4. Numerical Result and Discussion

In this section, we plot the velocity fields according to the exact solutions obtained in the last section. For clarity, the symbols and are used to denote the solutions given by (33) and (60) in the following discussion, respectively.

The influences of the fractional parameters and on the velocity field are illustrated in Figures 2 and 3. It is shown in Figure 2 that decreases with the increase of , implying the suppressing effect of the parameter on the fluid motion. On the contrary, the parameter plays a promoting role on the fluid motion as shown in Figure 3. The parameter in the generalized Burgers’ model is related with the relaxation term which characterizes the elasticity of fluid, while the parameter is related with the retardation term which characterizes the viscous damping of fluid. When and tend to vanish, the Burgers’ fluid reduces to a Newtonian fluid. Accordingly, the increase of is indicative of the transition of a fluid phase to an elastic solid phase, and the increase of is to the contrary. Therefore, the results obtained in Figures 2 and 3 can be explained by the fact that the elasticity of fluid tends to reduce the velocity induced by the impulsive motion of a plate, while the viscous damping of fluid tends to enhance the velocity induced by the impulsive motion of a plate.

The effect of the material parameter which distinguishes the Burgers’ model from the Oldroyd-B model and Maxwell model is illustrated in Figure 4. It can be seen that the larger the value of is, the smaller the velocity becomes, manifesting that can reduce the fluid motion.
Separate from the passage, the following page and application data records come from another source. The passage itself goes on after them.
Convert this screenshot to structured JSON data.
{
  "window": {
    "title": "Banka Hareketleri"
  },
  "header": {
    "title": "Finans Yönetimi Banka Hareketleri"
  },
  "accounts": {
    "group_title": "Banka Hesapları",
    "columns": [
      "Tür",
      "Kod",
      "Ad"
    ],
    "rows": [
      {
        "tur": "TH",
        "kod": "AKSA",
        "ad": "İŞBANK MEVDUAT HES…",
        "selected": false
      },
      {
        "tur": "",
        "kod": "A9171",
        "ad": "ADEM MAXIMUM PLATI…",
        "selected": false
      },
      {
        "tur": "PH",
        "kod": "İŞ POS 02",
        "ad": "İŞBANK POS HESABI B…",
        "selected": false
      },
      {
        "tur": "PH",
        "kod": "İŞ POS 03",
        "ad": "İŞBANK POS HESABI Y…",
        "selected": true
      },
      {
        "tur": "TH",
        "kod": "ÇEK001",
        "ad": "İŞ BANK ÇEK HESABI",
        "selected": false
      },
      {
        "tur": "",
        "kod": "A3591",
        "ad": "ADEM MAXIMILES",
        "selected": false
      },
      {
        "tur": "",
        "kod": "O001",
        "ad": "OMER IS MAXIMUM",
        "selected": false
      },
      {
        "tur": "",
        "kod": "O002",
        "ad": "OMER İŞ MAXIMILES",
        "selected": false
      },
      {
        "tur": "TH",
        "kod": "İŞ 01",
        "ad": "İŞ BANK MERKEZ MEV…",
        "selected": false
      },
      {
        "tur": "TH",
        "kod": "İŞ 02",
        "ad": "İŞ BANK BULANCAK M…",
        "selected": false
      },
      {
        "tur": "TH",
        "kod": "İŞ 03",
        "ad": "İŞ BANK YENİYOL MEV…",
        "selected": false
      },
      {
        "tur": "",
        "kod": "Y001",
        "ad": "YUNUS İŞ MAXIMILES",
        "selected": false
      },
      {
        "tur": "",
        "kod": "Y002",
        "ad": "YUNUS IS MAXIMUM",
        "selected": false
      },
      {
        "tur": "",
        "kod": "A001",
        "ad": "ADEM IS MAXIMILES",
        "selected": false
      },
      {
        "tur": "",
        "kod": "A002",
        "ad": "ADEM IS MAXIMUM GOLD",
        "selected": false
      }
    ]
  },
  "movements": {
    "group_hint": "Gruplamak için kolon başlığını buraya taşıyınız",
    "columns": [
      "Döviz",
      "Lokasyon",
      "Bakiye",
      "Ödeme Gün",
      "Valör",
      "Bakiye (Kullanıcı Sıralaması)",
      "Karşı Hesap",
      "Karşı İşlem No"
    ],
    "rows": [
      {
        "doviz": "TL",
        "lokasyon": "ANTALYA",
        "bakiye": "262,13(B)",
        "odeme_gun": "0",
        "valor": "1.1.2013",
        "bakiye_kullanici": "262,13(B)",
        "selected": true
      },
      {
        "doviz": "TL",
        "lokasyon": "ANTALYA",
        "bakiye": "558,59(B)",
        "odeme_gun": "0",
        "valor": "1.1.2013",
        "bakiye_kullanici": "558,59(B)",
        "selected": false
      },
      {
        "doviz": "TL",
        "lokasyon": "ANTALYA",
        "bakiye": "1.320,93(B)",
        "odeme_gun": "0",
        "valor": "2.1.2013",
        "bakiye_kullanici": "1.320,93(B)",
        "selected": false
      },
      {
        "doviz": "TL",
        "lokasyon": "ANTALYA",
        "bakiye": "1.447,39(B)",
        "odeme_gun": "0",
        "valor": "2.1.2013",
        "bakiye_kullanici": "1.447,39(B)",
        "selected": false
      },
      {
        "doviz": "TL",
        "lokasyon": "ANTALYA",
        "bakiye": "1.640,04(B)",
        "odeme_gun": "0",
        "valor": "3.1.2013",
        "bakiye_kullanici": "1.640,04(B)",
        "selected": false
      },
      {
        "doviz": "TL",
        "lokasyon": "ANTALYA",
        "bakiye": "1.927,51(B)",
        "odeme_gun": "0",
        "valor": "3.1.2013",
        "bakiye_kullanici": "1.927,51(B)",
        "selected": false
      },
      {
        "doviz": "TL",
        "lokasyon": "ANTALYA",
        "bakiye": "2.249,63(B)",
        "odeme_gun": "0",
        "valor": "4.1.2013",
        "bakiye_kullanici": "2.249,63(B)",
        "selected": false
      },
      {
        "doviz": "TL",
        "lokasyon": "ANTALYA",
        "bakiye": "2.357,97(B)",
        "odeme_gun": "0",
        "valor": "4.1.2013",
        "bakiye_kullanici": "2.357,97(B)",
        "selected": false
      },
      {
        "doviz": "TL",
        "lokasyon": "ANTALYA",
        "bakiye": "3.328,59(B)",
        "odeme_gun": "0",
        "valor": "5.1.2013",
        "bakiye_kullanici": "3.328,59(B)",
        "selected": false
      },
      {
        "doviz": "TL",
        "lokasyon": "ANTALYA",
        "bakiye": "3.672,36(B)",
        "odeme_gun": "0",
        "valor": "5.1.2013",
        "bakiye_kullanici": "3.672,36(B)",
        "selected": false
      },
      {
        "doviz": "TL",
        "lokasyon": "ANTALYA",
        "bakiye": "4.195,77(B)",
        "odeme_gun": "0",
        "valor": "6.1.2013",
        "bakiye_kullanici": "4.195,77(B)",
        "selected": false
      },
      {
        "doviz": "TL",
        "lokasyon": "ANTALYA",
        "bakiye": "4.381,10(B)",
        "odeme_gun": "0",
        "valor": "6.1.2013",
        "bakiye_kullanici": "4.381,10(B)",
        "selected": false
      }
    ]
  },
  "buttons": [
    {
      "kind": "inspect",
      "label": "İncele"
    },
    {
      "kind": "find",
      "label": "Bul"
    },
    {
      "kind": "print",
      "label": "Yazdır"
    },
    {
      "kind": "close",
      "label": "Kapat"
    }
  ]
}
The Reynolds number is an important dimensionless parameter defining the laminar or turbulent flow. It is well known that the thickness of boundary layer is inversely proportional to the value of . The present result shown in Figure 5 is also in agreement with this law. The Reynolds number can be taken as the ratio of inertial forces to viscous forces and consequently quantifies the relative importance of these two types of forces for given flow conditions. With the decrease of , the effect of viscous forces becomes dominant so that the vortices of flow can diffuse far away from the bottom plate.

Figure 6 explicitly displays the variations of velocity profile with at different time . It is interestingly observed that at the moment the largest velocity value is not located in the middle of the two side walls but appears symmetrically near the two side walls. This physical phenomenon may result from the competing effects between the elasticity and viscous damping of viscoelastic fluid.
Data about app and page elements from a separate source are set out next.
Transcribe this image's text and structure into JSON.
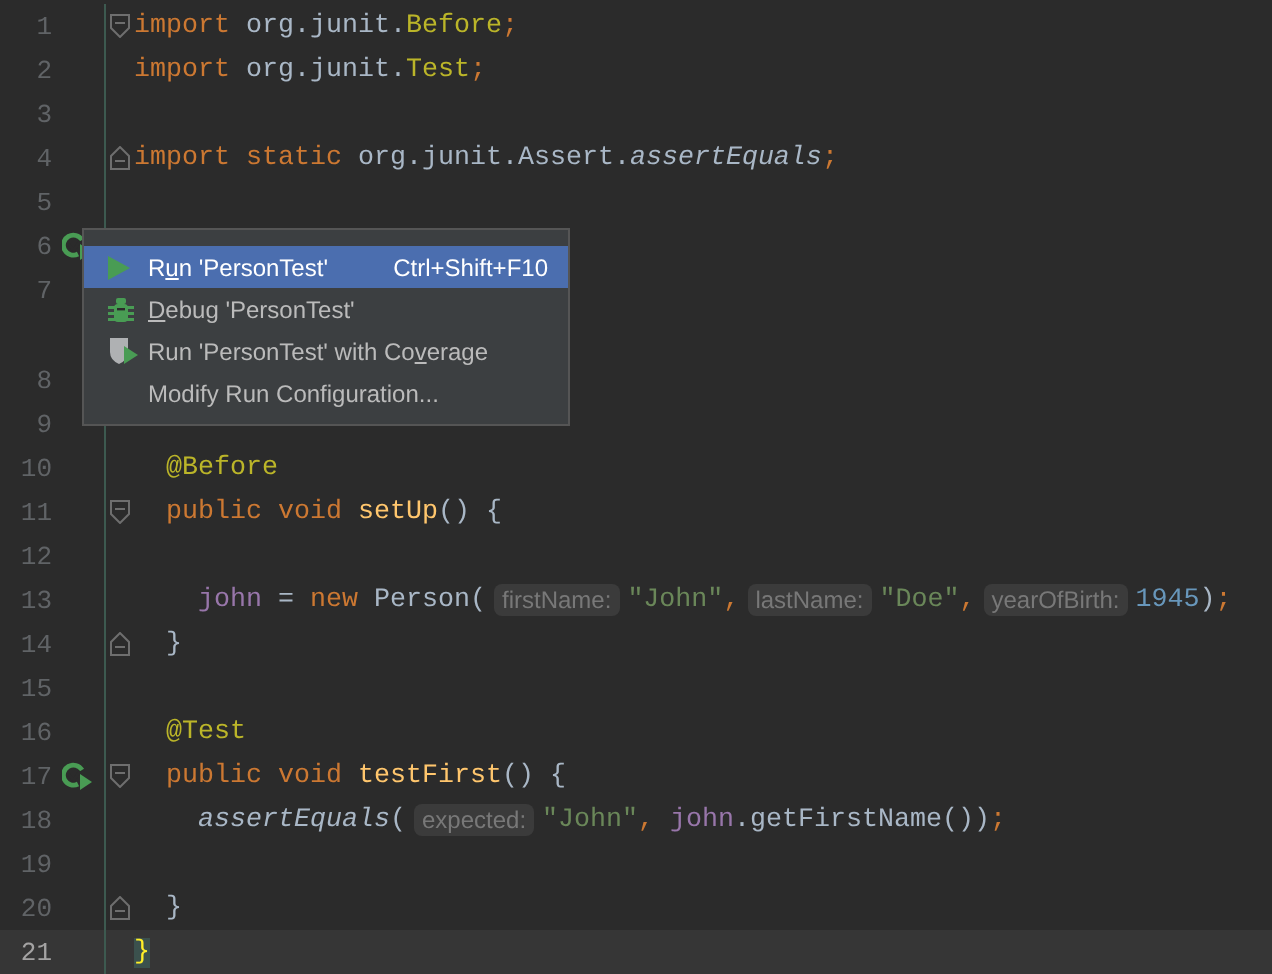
{
  "editor": {
    "lines": [
      {
        "number": "1",
        "run_icon": false,
        "fold_open": true,
        "fold_close": false,
        "current": false,
        "tokens": [
          {
            "kind": "kw",
            "text": "import"
          },
          {
            "kind": "plain",
            "text": " org.junit."
          },
          {
            "kind": "ann",
            "text": "Before"
          },
          {
            "kind": "kw",
            "text": ";"
          }
        ]
      },
      {
        "number": "2",
        "run_icon": false,
        "fold_open": false,
        "fold_close": false,
        "current": false,
        "tokens": [
          {
            "kind": "kw",
            "text": "import"
          },
          {
            "kind": "plain",
            "text": " org.junit."
          },
          {
            "kind": "ann",
            "text": "Test"
          },
          {
            "kind": "kw",
            "text": ";"
          }
        ]
      },
      {
        "number": "3",
        "run_icon": false,
        "fold_open": false,
        "fold_close": false,
        "current": false
      },
      {
        "number": "4",
        "run_icon": false,
        "fold_open": false,
        "fold_close": true,
        "current": false,
        "tokens": [
          {
            "kind": "kw",
            "text": "import static"
          },
          {
            "kind": "plain",
            "text": " org.junit.Assert."
          },
          {
            "kind": "static",
            "text": "assertEquals"
          },
          {
            "kind": "kw",
            "text": ";"
          }
        ]
      },
      {
        "number": "5",
        "run_icon": false,
        "fold_open": false,
        "fold_close": false,
        "current": false
      },
      {
        "number": "6",
        "run_icon": true,
        "fold_open": false,
        "fold_close": false,
        "current": false
      },
      {
        "number": "7",
        "run_icon": false,
        "fold_open": false,
        "fold_close": false,
        "current": false
      },
      {
        "number": "8",
        "run_icon": false,
        "fold_open": false,
        "fold_close": false,
        "current": false
      },
      {
        "number": "9",
        "run_icon": false,
        "fold_open": false,
        "fold_close": false,
        "current": false
      },
      {
        "number": "10",
        "run_icon": false,
        "fold_open": false,
        "fold_close": false,
        "current": false,
        "tokens": [
          {
            "kind": "ann",
            "text": "  @Before"
          }
        ]
      },
      {
        "number": "11",
        "run_icon": false,
        "fold_open": true,
        "fold_close": false,
        "current": false,
        "tokens": [
          {
            "kind": "kw",
            "text": "  public void"
          },
          {
            "kind": "method",
            "text": " setUp"
          },
          {
            "kind": "plain",
            "text": "() {"
          }
        ]
      },
      {
        "number": "12",
        "run_icon": false,
        "fold_open": false,
        "fold_close": false,
        "current": false
      },
      {
        "number": "13",
        "run_icon": false,
        "fold_open": false,
        "fold_close": false,
        "current": false,
        "tokens": [
          {
            "kind": "field",
            "text": "    john"
          },
          {
            "kind": "plain",
            "text": " = "
          },
          {
            "kind": "kw",
            "text": "new"
          },
          {
            "kind": "plain",
            "text": " Person("
          },
          {
            "kind": "hint",
            "text": "firstName:"
          },
          {
            "kind": "str",
            "text": "\"John\""
          },
          {
            "kind": "kw",
            "text": ","
          },
          {
            "kind": "hint",
            "text": "lastName:"
          },
          {
            "kind": "str",
            "text": "\"Doe\""
          },
          {
            "kind": "kw",
            "text": ","
          },
          {
            "kind": "hint",
            "text": "yearOfBirth:"
          },
          {
            "kind": "num",
            "text": "1945"
          },
          {
            "kind": "plain",
            "text": ")"
          },
          {
            "kind": "kw",
            "text": ";"
          }
        ]
      },
      {
        "number": "14",
        "run_icon": false,
        "fold_open": false,
        "fold_close": true,
        "current": false,
        "tokens": [
          {
            "kind": "plain",
            "text": "  }"
          }
        ]
      },
      {
        "number": "15",
        "run_icon": false,
        "fold_open": false,
        "fold_close": false,
        "current": false
      },
      {
        "number": "16",
        "run_icon": false,
        "fold_open": false,
        "fold_close": false,
        "current": false,
        "tokens": [
          {
            "kind": "ann",
            "text": "  @Test"
          }
        ]
      },
      {
        "number": "17",
        "run_icon": true,
        "fold_open": true,
        "fold_close": false,
        "current": false,
        "tokens": [
          {
            "kind": "kw",
            "text": "  public void"
          },
          {
            "kind": "method",
            "text": " testFirst"
          },
          {
            "kind": "plain",
            "text": "() {"
          }
        ]
      },
      {
        "number": "18",
        "run_icon": false,
        "fold_open": false,
        "fold_close": false,
        "current": false,
        "tokens": [
          {
            "kind": "static",
            "text": "    assertEquals"
          },
          {
            "kind": "plain",
            "text": "("
          },
          {
            "kind": "hint",
            "text": "expected:"
          },
          {
            "kind": "str",
            "text": "\"John\""
          },
          {
            "kind": "kw",
            "text": ","
          },
          {
            "kind": "field",
            "text": " john"
          },
          {
            "kind": "plain",
            "text": ".getFirstName())"
          },
          {
            "kind": "kw",
            "text": ";"
          }
        ]
      },
      {
        "number": "19",
        "run_icon": false,
        "fold_open": false,
        "fold_close": false,
        "current": false
      },
      {
        "number": "20",
        "run_icon": false,
        "fold_open": false,
        "fold_close": true,
        "current": false,
        "tokens": [
          {
            "kind": "plain",
            "text": "  }"
          }
        ]
      },
      {
        "number": "21",
        "run_icon": false,
        "fold_open": false,
        "fold_close": false,
        "current": true,
        "tokens": [
          {
            "kind": "brace",
            "text": "}"
          }
        ]
      }
    ]
  },
  "popup_menu": {
    "items": [
      {
        "kind": "run",
        "selected": true,
        "label_before": "R",
        "mnemonic": "u",
        "label_after": "n 'PersonTest'",
        "shortcut": "Ctrl+Shift+F10"
      },
      {
        "kind": "debug",
        "selected": false,
        "mnemonic": "D",
        "label_after": "ebug 'PersonTest'"
      },
      {
        "kind": "coverage",
        "selected": false,
        "label_before": "Run 'PersonTest' with Co",
        "mnemonic": "v",
        "label_after": "erage"
      },
      {
        "kind": "none",
        "selected": false,
        "label_before": "Modify Run Configuration..."
      }
    ]
  }
}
5. Conclusions

The objective of this paper is to provide exact solutions of unsteady flows for a generalized fractional Burgers’ fluid between two side walls perpendicular to a plate. The unsteady flows are induced by the impulsive motion or general periodic oscillations of the plate, which are, respectively, termed as the Rayleigh-Stokes’ first and second problems. The analytic solutions of the two problems are obtained by using Fourier sine and Laplace transform methods in terms of Mittag-Leffler function. Moreover, the effects of various parameters are analyzed by plotting the velocity profiles according to the exaction solutions. The fractional constitutive model is more flexible and useful than the convectional model for characterizing the property of viscoelastic fluids, so it is expected that the present results will be of significance to fundamental research and practical applications in this field.

Conflict of Interests

The authors declare that there is no conflict of interests regarding the publication of this paper.


This work was supported by the Fundamental Research Funds for the Central Universities (Grant nos. 2014XT02 and 2014ZDPY03), the National Natural Science Foundation of China (Grant no. 11402293), the China Postdoctoral Science Foundation (Grant no. 2014M560458), the Program for Changjiang Scholars and Innovative Research Team in University (Grant no. IRT13098), A Program Funded by the Priority Academic Program Development of Jiangsu Higher Education Institutions, The Team Project Funded by 2014 Jiangsu Innovation and Entrepreneurship Program, and the Qing Lan Project of Jiangsu Province.